The Vessel of Graces – Divine Mercy Image
The Image of Divine Mercy is far more than just a religious icon or painting. Although it was painted by a man, it was not imagined by a man. The Image is a painting of a vision of Jesus which Jesus deliberately designed so that this Image would become a part of the new devotion to Divine Mercy in the life of the Catholic Church. He appeared to St. Faustina in the form in which He appears in the Image and instructed her to have the vision painted with the words “Jesus I Trust in You” inscribed on the painting.
The Image has many purposes within the new devotion to Divine Mercy. Jesus revealed that the Image would draw many souls back to His love and mercy and would protect everyone who dwelled in the shelter of the rays emitting from His Merciful Heart. But He also described it as a “Vessel of Graces” to which people could come to and seek His love, mercy and graces for the hardships of their life. The Image is meant to be a source of comfort, solace, hope and miracles for those who genuinely venerate His infinite mercy and unending compassion for us all.
The original Image was painted under the instruction of St. Faustina with the support of Fr. Michael Sopocko, by an artist called Eugene Kazimirowski in Fr. Sopocko’s parish house in Vilnius. Although it is a beautiful picture of Jesus, St. Faustina was not happy with the painting because she said it did not capture the beauty of Jesus. Jesus put her heart at rest on this matter by telling her, “Not in the beauty of the colour, nor of the brush lies the greatness of this Image, but in My grace”. (Diary 313)
Although the Image has many functions, one of its main purposes is to be a “vessel of graces” for people. So when we are praying before the Image of Divine Mercy, we can be confident that we are praying in the actual presence of Jesus. The Image has many different parts.

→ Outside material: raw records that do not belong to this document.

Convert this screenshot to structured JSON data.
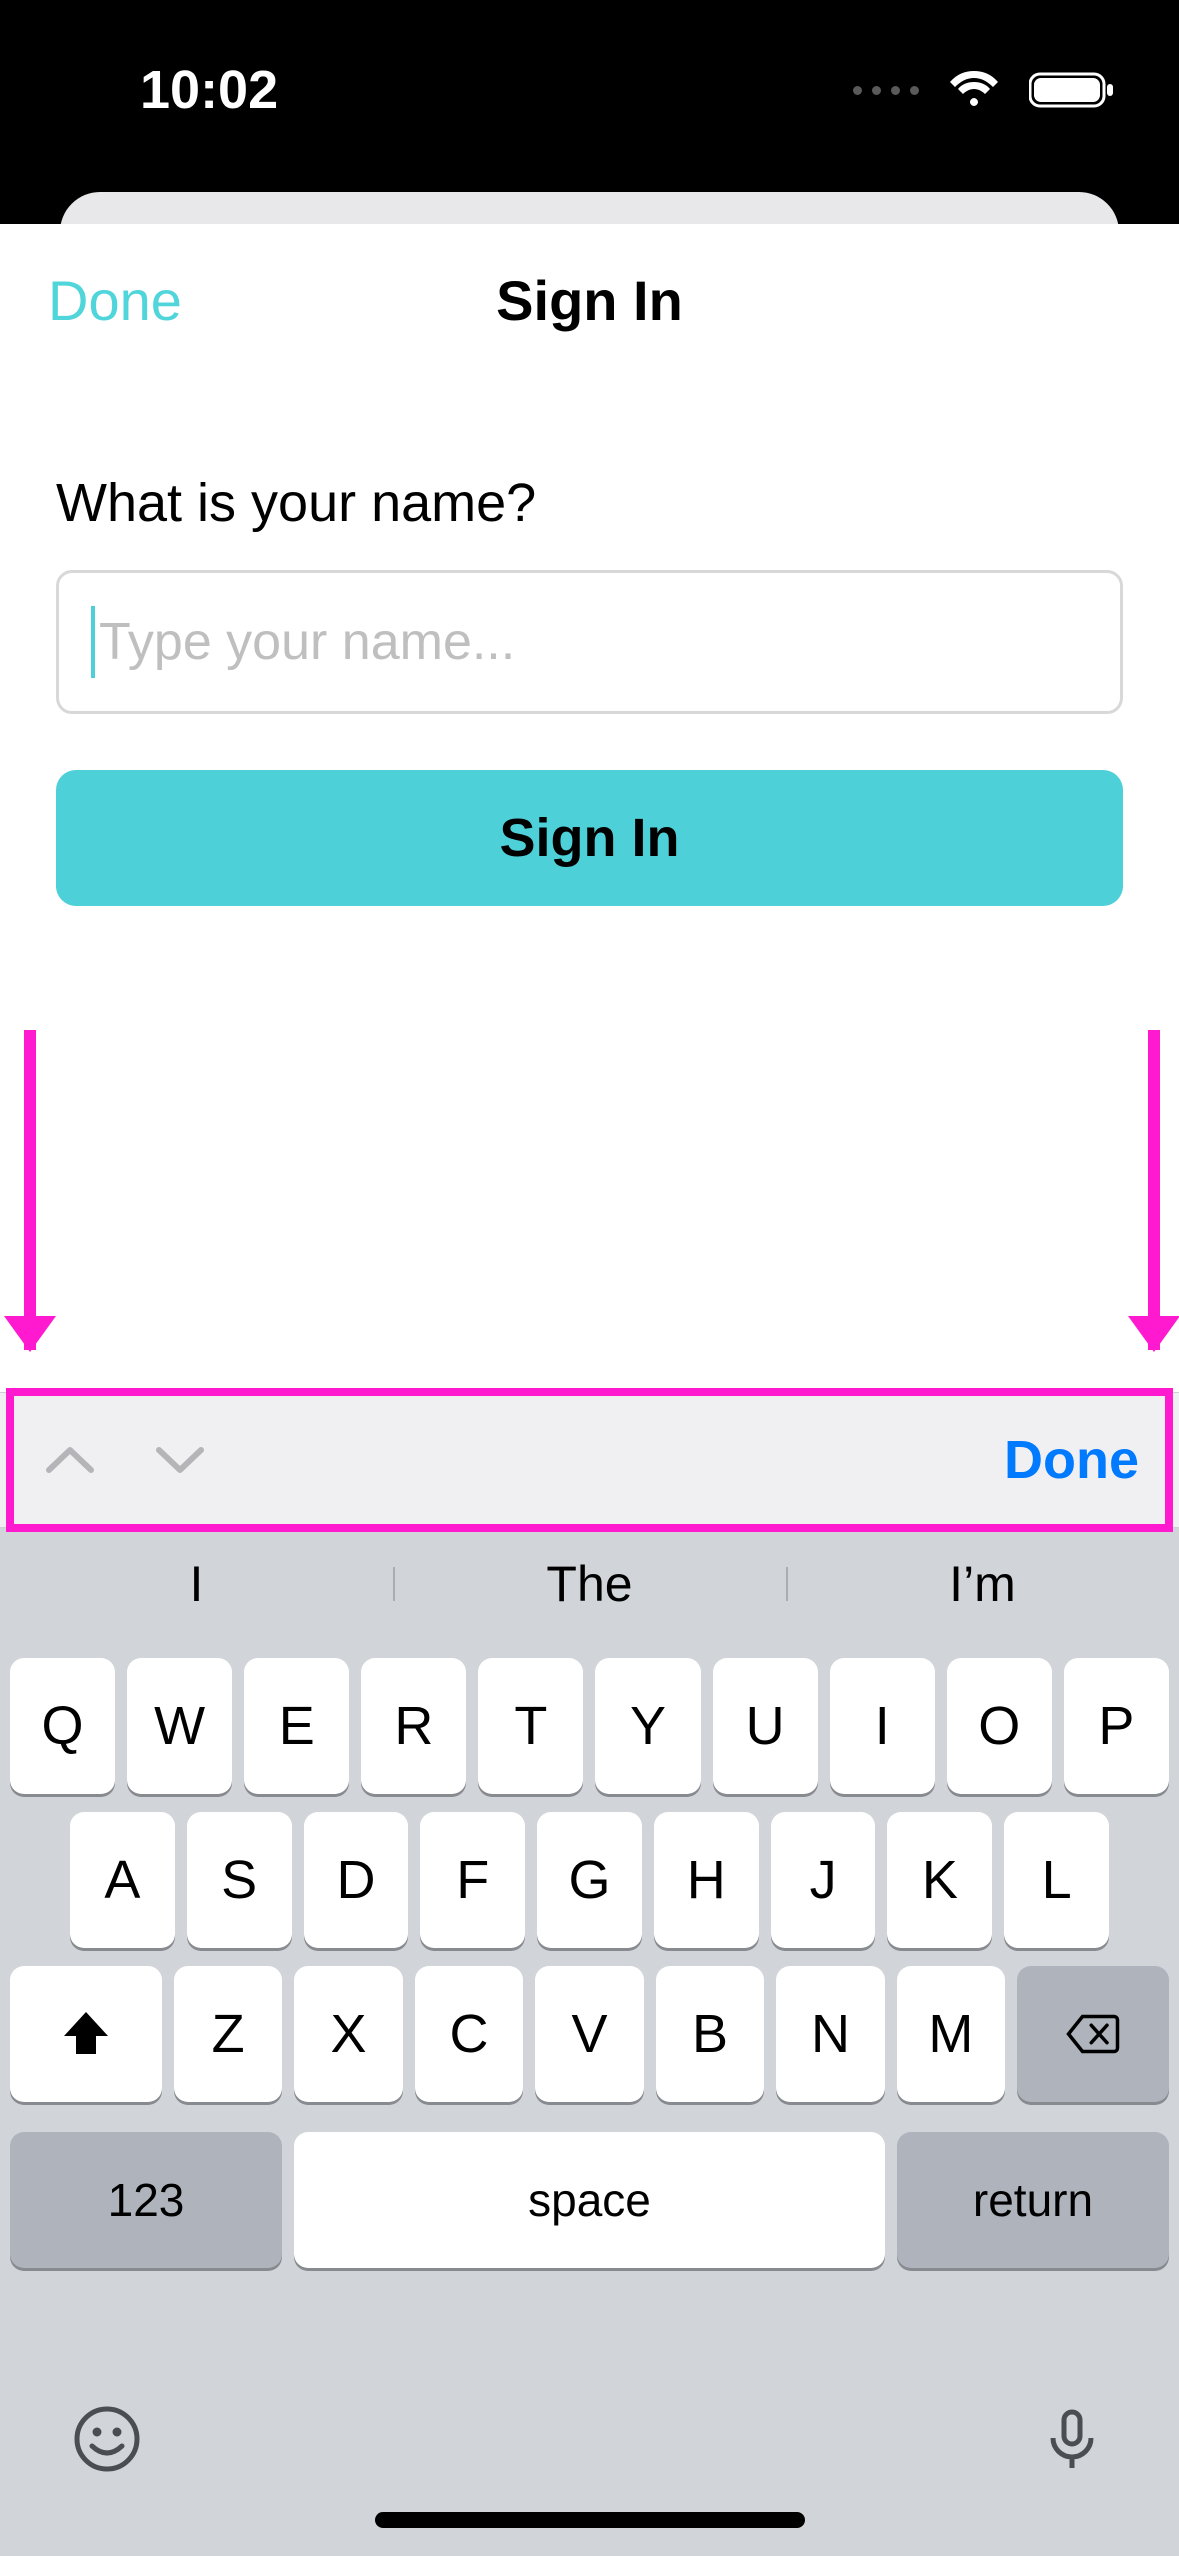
{
  "status": {
    "time": "10:02"
  },
  "sheet": {
    "done_label": "Done",
    "title": "Sign In",
    "prompt": "What is your name?",
    "name_placeholder": "Type your name...",
    "name_value": "",
    "signin_label": "Sign In"
  },
  "accessory": {
    "done_label": "Done"
  },
  "keyboard": {
    "suggestions": [
      "I",
      "The",
      "I’m"
    ],
    "row1": [
      "Q",
      "W",
      "E",
      "R",
      "T",
      "Y",
      "U",
      "I",
      "O",
      "P"
    ],
    "row2": [
      "A",
      "S",
      "D",
      "F",
      "G",
      "H",
      "J",
      "K",
      "L"
    ],
    "row3": [
      "Z",
      "X",
      "C",
      "V",
      "B",
      "N",
      "M"
    ],
    "numbers_label": "123",
    "space_label": "space",
    "return_label": "return"
  },
  "icons": {
    "wifi": "wifi-icon",
    "battery": "battery-icon",
    "chev_up": "chevron-up-icon",
    "chev_down": "chevron-down-icon",
    "shift": "shift-icon",
    "backspace": "backspace-icon",
    "emoji": "emoji-icon",
    "mic": "microphone-icon"
  }
}
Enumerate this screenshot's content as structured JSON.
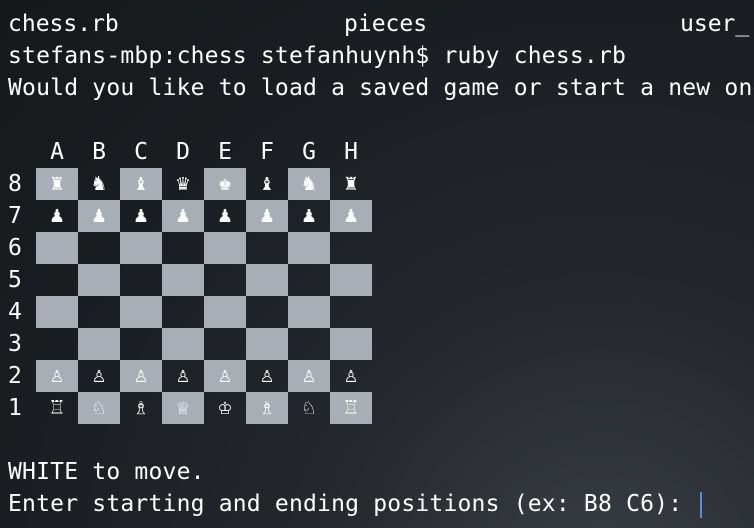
{
  "terminal": {
    "top_cut_line": "                                                  ",
    "files": [
      "chess.rb",
      "pieces",
      "user_"
    ],
    "prompt_line": "stefans-mbp:chess stefanhuynh$ ruby chess.rb",
    "question_line": "Would you like to load a saved game or start a new one",
    "turn_line": "WHITE to move.",
    "input_prompt": "Enter starting and ending positions (ex: B8 C6): "
  },
  "board": {
    "files": [
      "A",
      "B",
      "C",
      "D",
      "E",
      "F",
      "G",
      "H"
    ],
    "ranks": [
      {
        "label": "8",
        "pieces": [
          "♜",
          "♞",
          "♝",
          "♛",
          "♚",
          "♝",
          "♞",
          "♜"
        ]
      },
      {
        "label": "7",
        "pieces": [
          "♟",
          "♟",
          "♟",
          "♟",
          "♟",
          "♟",
          "♟",
          "♟"
        ]
      },
      {
        "label": "6",
        "pieces": [
          "",
          "",
          "",
          "",
          "",
          "",
          "",
          ""
        ]
      },
      {
        "label": "5",
        "pieces": [
          "",
          "",
          "",
          "",
          "",
          "",
          "",
          ""
        ]
      },
      {
        "label": "4",
        "pieces": [
          "",
          "",
          "",
          "",
          "",
          "",
          "",
          ""
        ]
      },
      {
        "label": "3",
        "pieces": [
          "",
          "",
          "",
          "",
          "",
          "",
          "",
          ""
        ]
      },
      {
        "label": "2",
        "pieces": [
          "♙",
          "♙",
          "♙",
          "♙",
          "♙",
          "♙",
          "♙",
          "♙"
        ]
      },
      {
        "label": "1",
        "pieces": [
          "♖",
          "♘",
          "♗",
          "♕",
          "♔",
          "♗",
          "♘",
          "♖"
        ]
      }
    ]
  },
  "colors": {
    "light_square": "#a8aeb6",
    "cursor": "#5a8fd8"
  }
}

The first is that Jesus’ eyes are looking downwards towards us. This is a point which St. Faustina specifically made to the artist and Fr. Sopocko. Jesus later told St. Faustina that, “My gaze from this Image is like My gaze from the cross”. (Diary 326)
The second part of the Image is that Jesus’ right hand is held in the motion of a gesture to make a blessing. There are many occasions in the Diary when St. Faustina sees Jesus make the sign of the cross to bless people. St. Faustina described one of these blessings by writing, “Jesus made a sign of the cross with His hand, and this blessing was reflected in the souls like a flash of light”. (Diary 1048) This is a central feature of the Image so it is fitting that as we pray before the Image of Divine Mercy we should ask Jesus to bless us, our family and friends, our community, our country and the whole world. There is no limit to Jesus’ power and goodness and His desire to grant graces to souls.
The third most significant part of the Image are the rays which are emitting from the Heart. We know from the Diary of St. Faustina that Jesus revealed to her that His Heart is the same as in the devotion to the Sacred Heart for Jesus showed it to her. She wrote in her diary, “Today, I saw the Sacred Heart of Jesus in the sky, in the midst of a great brilliance. The rays were issuing from the Wound in His side and spreading out over the entire world”. (Diary 1796)
The fourth most important part of the Image are the rays which are coming from His Merciful Heart. Initially St. Faustina’s spiritual director, Fr. Sopocko, was confused as to what these rays represented, so he asked her to ask Jesus for an explanation of the meaning of the rays. That evening during prayer, she heard the following words, “The two rays denote Blood and Water. The pale ray stands for the Water which makes souls righteous. The red ray stands for the Blood which is the life of souls… These two rays issued forth from the very depths of My tender mercy when My agonized Heart was opened by a lance on the Cross. These rays shield souls from the wrath of My Father. Happy is the one who will dwell in their shelter, for the just hand of God shall not lay hold of him”. (Diary 299)
The fifth most significant part of the Image are the position of the feet of Jesus in the Image. St. Faustina stated that you could see the wounds the nails made on His feet and that His left foot was more forward than the right foot which meant he was coming to us, with His mercy.